[App and web page records]
###
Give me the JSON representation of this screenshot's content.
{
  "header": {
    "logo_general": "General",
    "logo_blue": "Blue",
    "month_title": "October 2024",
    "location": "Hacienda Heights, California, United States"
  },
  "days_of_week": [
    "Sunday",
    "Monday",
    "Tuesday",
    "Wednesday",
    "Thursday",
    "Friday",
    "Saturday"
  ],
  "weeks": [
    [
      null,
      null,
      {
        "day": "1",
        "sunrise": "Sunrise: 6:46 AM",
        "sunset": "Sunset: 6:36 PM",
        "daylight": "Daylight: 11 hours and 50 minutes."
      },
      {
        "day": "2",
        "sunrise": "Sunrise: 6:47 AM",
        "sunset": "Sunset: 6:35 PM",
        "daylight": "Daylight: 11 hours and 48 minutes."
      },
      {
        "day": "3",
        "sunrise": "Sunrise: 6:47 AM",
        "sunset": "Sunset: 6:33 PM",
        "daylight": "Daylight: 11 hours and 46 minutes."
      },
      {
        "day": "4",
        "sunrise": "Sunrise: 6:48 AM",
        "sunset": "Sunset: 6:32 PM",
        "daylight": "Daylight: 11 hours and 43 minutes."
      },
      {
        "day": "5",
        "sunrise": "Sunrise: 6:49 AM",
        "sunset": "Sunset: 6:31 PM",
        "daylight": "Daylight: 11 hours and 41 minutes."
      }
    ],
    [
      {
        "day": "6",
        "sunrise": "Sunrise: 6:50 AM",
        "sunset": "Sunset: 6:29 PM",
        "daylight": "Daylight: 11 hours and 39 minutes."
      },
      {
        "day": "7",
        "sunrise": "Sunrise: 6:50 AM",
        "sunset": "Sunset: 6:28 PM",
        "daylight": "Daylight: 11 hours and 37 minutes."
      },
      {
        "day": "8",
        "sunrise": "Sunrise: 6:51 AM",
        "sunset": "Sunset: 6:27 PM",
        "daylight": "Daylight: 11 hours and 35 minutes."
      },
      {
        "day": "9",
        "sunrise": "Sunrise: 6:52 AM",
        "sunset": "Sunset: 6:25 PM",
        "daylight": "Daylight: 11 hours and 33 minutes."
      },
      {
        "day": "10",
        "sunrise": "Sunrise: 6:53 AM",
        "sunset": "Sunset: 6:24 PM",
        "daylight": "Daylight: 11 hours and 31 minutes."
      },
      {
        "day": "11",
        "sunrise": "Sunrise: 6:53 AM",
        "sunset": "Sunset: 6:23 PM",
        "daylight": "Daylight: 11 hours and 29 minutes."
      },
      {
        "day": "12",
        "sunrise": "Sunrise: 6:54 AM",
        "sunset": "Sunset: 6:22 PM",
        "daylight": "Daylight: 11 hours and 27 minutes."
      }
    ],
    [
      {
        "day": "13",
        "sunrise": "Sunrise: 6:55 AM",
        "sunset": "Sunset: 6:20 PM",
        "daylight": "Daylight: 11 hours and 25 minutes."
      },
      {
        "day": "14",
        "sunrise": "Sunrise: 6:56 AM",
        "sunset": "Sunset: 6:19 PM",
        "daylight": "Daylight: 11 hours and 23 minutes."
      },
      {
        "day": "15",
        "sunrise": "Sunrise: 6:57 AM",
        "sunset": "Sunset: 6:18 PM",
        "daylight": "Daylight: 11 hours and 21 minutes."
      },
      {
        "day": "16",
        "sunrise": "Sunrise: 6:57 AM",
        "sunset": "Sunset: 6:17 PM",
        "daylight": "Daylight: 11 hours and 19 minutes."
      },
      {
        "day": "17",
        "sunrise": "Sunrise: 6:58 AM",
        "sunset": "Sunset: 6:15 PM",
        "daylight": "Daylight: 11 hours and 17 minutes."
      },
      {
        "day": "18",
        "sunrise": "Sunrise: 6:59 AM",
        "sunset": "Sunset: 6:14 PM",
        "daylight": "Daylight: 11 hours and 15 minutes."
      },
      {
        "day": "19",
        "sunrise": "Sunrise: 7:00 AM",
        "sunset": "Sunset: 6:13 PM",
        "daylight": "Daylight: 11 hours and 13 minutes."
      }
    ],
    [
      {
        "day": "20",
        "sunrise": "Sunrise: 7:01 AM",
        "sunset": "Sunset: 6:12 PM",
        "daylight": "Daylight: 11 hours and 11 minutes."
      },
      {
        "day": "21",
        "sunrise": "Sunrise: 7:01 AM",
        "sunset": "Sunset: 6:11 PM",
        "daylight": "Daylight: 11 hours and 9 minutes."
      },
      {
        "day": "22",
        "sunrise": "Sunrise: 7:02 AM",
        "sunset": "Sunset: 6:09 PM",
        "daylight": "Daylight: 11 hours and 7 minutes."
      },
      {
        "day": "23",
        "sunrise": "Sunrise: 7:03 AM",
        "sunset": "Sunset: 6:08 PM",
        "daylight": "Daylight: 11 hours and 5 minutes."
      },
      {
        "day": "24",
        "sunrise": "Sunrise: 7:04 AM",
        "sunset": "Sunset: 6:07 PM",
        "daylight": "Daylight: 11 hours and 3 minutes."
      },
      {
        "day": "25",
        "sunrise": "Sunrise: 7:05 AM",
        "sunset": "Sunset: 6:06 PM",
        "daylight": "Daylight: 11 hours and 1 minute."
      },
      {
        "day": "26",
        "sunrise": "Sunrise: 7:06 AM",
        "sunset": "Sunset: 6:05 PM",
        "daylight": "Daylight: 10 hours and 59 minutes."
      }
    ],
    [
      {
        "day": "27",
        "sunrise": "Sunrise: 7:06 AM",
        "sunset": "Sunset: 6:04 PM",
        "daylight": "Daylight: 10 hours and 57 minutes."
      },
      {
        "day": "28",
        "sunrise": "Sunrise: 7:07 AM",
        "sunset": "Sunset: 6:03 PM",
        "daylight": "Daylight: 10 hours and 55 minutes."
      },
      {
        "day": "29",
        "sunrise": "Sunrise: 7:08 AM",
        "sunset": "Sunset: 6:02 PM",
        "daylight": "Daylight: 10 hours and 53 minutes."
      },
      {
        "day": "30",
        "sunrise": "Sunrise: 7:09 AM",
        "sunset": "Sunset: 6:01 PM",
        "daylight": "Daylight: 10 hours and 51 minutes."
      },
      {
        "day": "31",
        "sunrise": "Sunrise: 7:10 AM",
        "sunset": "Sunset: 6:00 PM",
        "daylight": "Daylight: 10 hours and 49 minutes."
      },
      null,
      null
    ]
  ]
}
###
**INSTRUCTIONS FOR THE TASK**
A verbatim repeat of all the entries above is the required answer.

**EXERCISE ANSWER**
Give me the JSON representation of this screenshot's content.
{
  "header": {
    "logo_general": "General",
    "logo_blue": "Blue",
    "month_title": "October 2024",
    "location": "Hacienda Heights, California, United States"
  },
  "days_of_week": [
    "Sunday",
    "Monday",
    "Tuesday",
    "Wednesday",
    "Thursday",
    "Friday",
    "Saturday"
  ],
  "weeks": [
    [
      null,
      null,
      {
        "day": "1",
        "sunrise": "Sunrise: 6:46 AM",
        "sunset": "Sunset: 6:36 PM",
        "daylight": "Daylight: 11 hours and 50 minutes."
      },
      {
        "day": "2",
        "sunrise": "Sunrise: 6:47 AM",
        "sunset": "Sunset: 6:35 PM",
        "daylight": "Daylight: 11 hours and 48 minutes."
      },
      {
        "day": "3",
        "sunrise": "Sunrise: 6:47 AM",
        "sunset": "Sunset: 6:33 PM",
        "daylight": "Daylight: 11 hours and 46 minutes."
      },
      {
        "day": "4",
        "sunrise": "Sunrise: 6:48 AM",
        "sunset": "Sunset: 6:32 PM",
        "daylight": "Daylight: 11 hours and 43 minutes."
      },
      {
        "day": "5",
        "sunrise": "Sunrise: 6:49 AM",
        "sunset": "Sunset: 6:31 PM",
        "daylight": "Daylight: 11 hours and 41 minutes."
      }
    ],
    [
      {
        "day": "6",
        "sunrise": "Sunrise: 6:50 AM",
        "sunset": "Sunset: 6:29 PM",
        "daylight": "Daylight: 11 hours and 39 minutes."
      },
      {
        "day": "7",
        "sunrise": "Sunrise: 6:50 AM",
        "sunset": "Sunset: 6:28 PM",
        "daylight": "Daylight: 11 hours and 37 minutes."
      },
      {
        "day": "8",
        "sunrise": "Sunrise: 6:51 AM",
        "sunset": "Sunset: 6:27 PM",
        "daylight": "Daylight: 11 hours and 35 minutes."
      },
      {
        "day": "9",
        "sunrise": "Sunrise: 6:52 AM",
        "sunset": "Sunset: 6:25 PM",
        "daylight": "Daylight: 11 hours and 33 minutes."
      },
      {
        "day": "10",
        "sunrise": "Sunrise: 6:53 AM",
        "sunset": "Sunset: 6:24 PM",
        "daylight": "Daylight: 11 hours and 31 minutes."
      },
      {
        "day": "11",
        "sunrise": "Sunrise: 6:53 AM",
        "sunset": "Sunset: 6:23 PM",
        "daylight": "Daylight: 11 hours and 29 minutes."
      },
      {
        "day": "12",
        "sunrise": "Sunrise: 6:54 AM",
        "sunset": "Sunset: 6:22 PM",
        "daylight": "Daylight: 11 hours and 27 minutes."
      }
    ],
    [
      {
        "day": "13",
        "sunrise": "Sunrise: 6:55 AM",
        "sunset": "Sunset: 6:20 PM",
        "daylight": "Daylight: 11 hours and 25 minutes."
      },
      {
        "day": "14",
        "sunrise": "Sunrise: 6:56 AM",
        "sunset": "Sunset: 6:19 PM",
        "daylight": "Daylight: 11 hours and 23 minutes."
      },
      {
        "day": "15",
        "sunrise": "Sunrise: 6:57 AM",
        "sunset": "Sunset: 6:18 PM",
        "daylight": "Daylight: 11 hours and 21 minutes."
      },
      {
        "day": "16",
        "sunrise": "Sunrise: 6:57 AM",
        "sunset": "Sunset: 6:17 PM",
        "daylight": "Daylight: 11 hours and 19 minutes."
      },
      {
        "day": "17",
        "sunrise": "Sunrise: 6:58 AM",
        "sunset": "Sunset: 6:15 PM",
        "daylight": "Daylight: 11 hours and 17 minutes."
      },
      {
        "day": "18",
        "sunrise": "Sunrise: 6:59 AM",
        "sunset": "Sunset: 6:14 PM",
        "daylight": "Daylight: 11 hours and 15 minutes."
      },
      {
        "day": "19",
        "sunrise": "Sunrise: 7:00 AM",
        "sunset": "Sunset: 6:13 PM",
        "daylight": "Daylight: 11 hours and 13 minutes."
      }
    ],
    [
      {
        "day": "20",
        "sunrise": "Sunrise: 7:01 AM",
        "sunset": "Sunset: 6:12 PM",
        "daylight": "Daylight: 11 hours and 11 minutes."
      },
      {
        "day": "21",
        "sunrise": "Sunrise: 7:01 AM",
        "sunset": "Sunset: 6:11 PM",
        "daylight": "Daylight: 11 hours and 9 minutes."
      },
      {
        "day": "22",
        "sunrise": "Sunrise: 7:02 AM",
        "sunset": "Sunset: 6:09 PM",
        "daylight": "Daylight: 11 hours and 7 minutes."
      },
      {
        "day": "23",
        "sunrise": "Sunrise: 7:03 AM",
        "sunset": "Sunset: 6:08 PM",
        "daylight": "Daylight: 11 hours and 5 minutes."
      },
      {
        "day": "24",
        "sunrise": "Sunrise: 7:04 AM",
        "sunset": "Sunset: 6:07 PM",
        "daylight": "Daylight: 11 hours and 3 minutes."
      },
      {
        "day": "25",
        "sunrise": "Sunrise: 7:05 AM",
        "sunset": "Sunset: 6:06 PM",
        "daylight": "Daylight: 11 hours and 1 minute."
      },
      {
        "day": "26",
        "sunrise": "Sunrise: 7:06 AM",
        "sunset": "Sunset: 6:05 PM",
        "daylight": "Daylight: 10 hours and 59 minutes."
      }
    ],
    [
      {
        "day": "27",
        "sunrise": "Sunrise: 7:06 AM",
        "sunset": "Sunset: 6:04 PM",
        "daylight": "Daylight: 10 hours and 57 minutes."
      },
      {
        "day": "28",
        "sunrise": "Sunrise: 7:07 AM",
        "sunset": "Sunset: 6:03 PM",
        "daylight": "Daylight: 10 hours and 55 minutes."
      },
      {
        "day": "29",
        "sunrise": "Sunrise: 7:08 AM",
        "sunset": "Sunset: 6:02 PM",
        "daylight": "Daylight: 10 hours and 53 minutes."
      },
      {
        "day": "30",
        "sunrise": "Sunrise: 7:09 AM",
        "sunset": "Sunset: 6:01 PM",
        "daylight": "Daylight: 10 hours and 51 minutes."
      },
      {
        "day": "31",
        "sunrise": "Sunrise: 7:10 AM",
        "sunset": "Sunset: 6:00 PM",
        "daylight": "Daylight: 10 hours and 49 minutes."
      },
      null,
      null
    ]
  ]
}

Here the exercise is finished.